Nobody likes paying tax, so it makes sense to do whatever you can to minimise the amount of tax that you pay and take advantage of all the allowances that are available to you. Remember, most allowances apply to one particular tax year - and once it has ended the allowances are lost. That's why Thursday April 5th is such an important day.
To help you save tax and use your allowances, we've listed ten tax savings tips below. As usual, if you'd like any more information on them - or there are any details you're not sure of - then don't hesitate to get in touch with us.
- Use your ISA allowances. For the tax year ending in April 2012 you are allowed to invest up to £10,680 in an Individual Savings Account (ISA), with a maximum £5,340 going into a cash ISA. For the 2012/2013 tax year these figures increase to £11,280 and £5,640 respectively. Investments in ISAs are free of income tax and capital gains tax, so it makes sense to use them, whether you're investing in stocks and shares or you prefer the security of a cash deposit. The tax free nature of an ISA means that they will always outperform a comparable, taxed, investment - but remember, once this year tax year has ended, your ISA allowance for 2011/12 has ended with it.
- Remember to use your other allowances as well, particularly your capital gains tax allowance. For the current tax year everyone is allowed to make gains of £10,600 free of tax, giving a husband and wife a combined allowance in excess of £21,000. In our experience, people don't use their capital gains tax as much as they should in tax planning. This might well be an area where it is worth speaking to your professional adviser, but making good use of your CGT allowances can sometimes make a significant difference to your overall tax bill.
- Check your tax code. If you're unsure what your tax code is, it normally consists of one letter and a few numbers, and for most people, multiplying the numbers by 10 will show you how much you can earn before you pay tax. However, it's fair to say that HMRC frequently make mistakes with tax codes, and if yours is incorrect you could end up paying too much tax.
- Make use of your pension. Pensions can be used to make tax efficient contributions and can help to reduce your tax bill. Have a word with your IFA or accountant, as this is an area where a small amount of advice can save you a significant amount of money.

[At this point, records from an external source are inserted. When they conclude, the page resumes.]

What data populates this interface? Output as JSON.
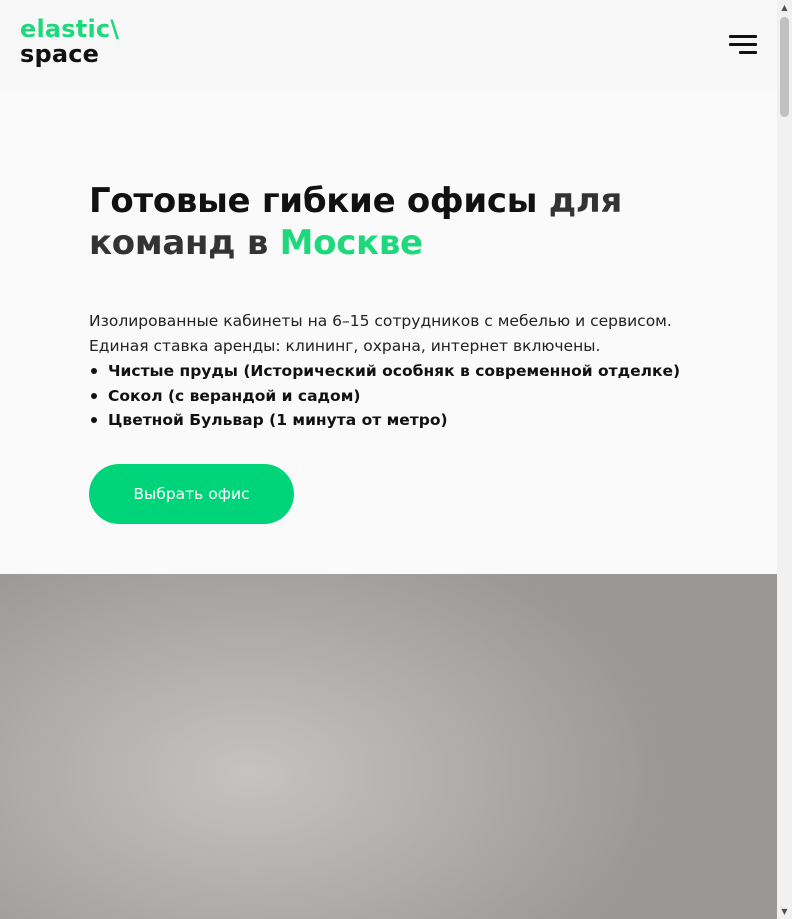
{
  "header": {
    "logo_line1": "elastic\\",
    "logo_line2": "space",
    "menu_icon": "hamburger-menu-icon"
  },
  "hero": {
    "title_part1": "Готовые гибкие офисы ",
    "title_part2": "для команд в ",
    "title_part3": "Москве",
    "description_line1": "Изолированные кабинеты на 6–15 сотрудников с мебелью и сервисом.",
    "description_line2": "Единая ставка аренды: клининг, охрана, интернет включены.",
    "features": [
      "Чистые пруды (Исторический особняк в современной отделке)",
      "Сокол (с верандой и садом)",
      "Цветной Бульвар (1 минута от метро)"
    ],
    "cta_label": "Выбрать офис"
  },
  "colors": {
    "accent": "#1fd87c",
    "button": "#00d47a",
    "text": "#111111"
  },
  "scrollbar": {
    "up_arrow": "▲",
    "down_arrow": "▼"
  }
}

- If your spouse doesn't work - or earns less than the annual personal allowance - you should consider moving assets into his or her name. This is a perfectly legal and perfectly sensible tax planning move: again, your professional adviser will be able to give you advice on how to do this.
- It's important to remember that your children have allowances as well, both personal and for CGT. They can be employed in a family business and also have the normal CGT allowances - so it can make sense to move assets in to your children's names, especially if the value of those assets is likely to increase.
- Remember that interest paid on bank and building society deposits will have tax deducted at 20%. If you do not pay tax then you can sign a form to have the interest paid without the deduction of tax. Alternatively, you can submit a repayment claim to HMRC.
- Be aware of crucial dates in the 'tax calendar.' The most obvious - and widely reported one - is the self-assessment deadline, but there are other crucial dates throughout the year which you need to be aware of, especially if you are running a business. If you'd like a 'tax calendar' then don't hesitate to get in touch with us.
- Plan for Inheritance Tax. With the threshold for inheritance tax going up many people have been taken out of the IHT net, but for those that are still liable for this tax, it's one area where a small amount of planning can go a long way. Even something as simple as making a will could save you thousands of pounds.
- Finally, work with your professional adviser. Whatever question you ask he or she will have heard it several times before. A good IFA or accountant can pay for his or her services many times over with professional and expert advice. We've all got to pay our taxes, but work with your adviser and he or she will make sure you pay as little as possible.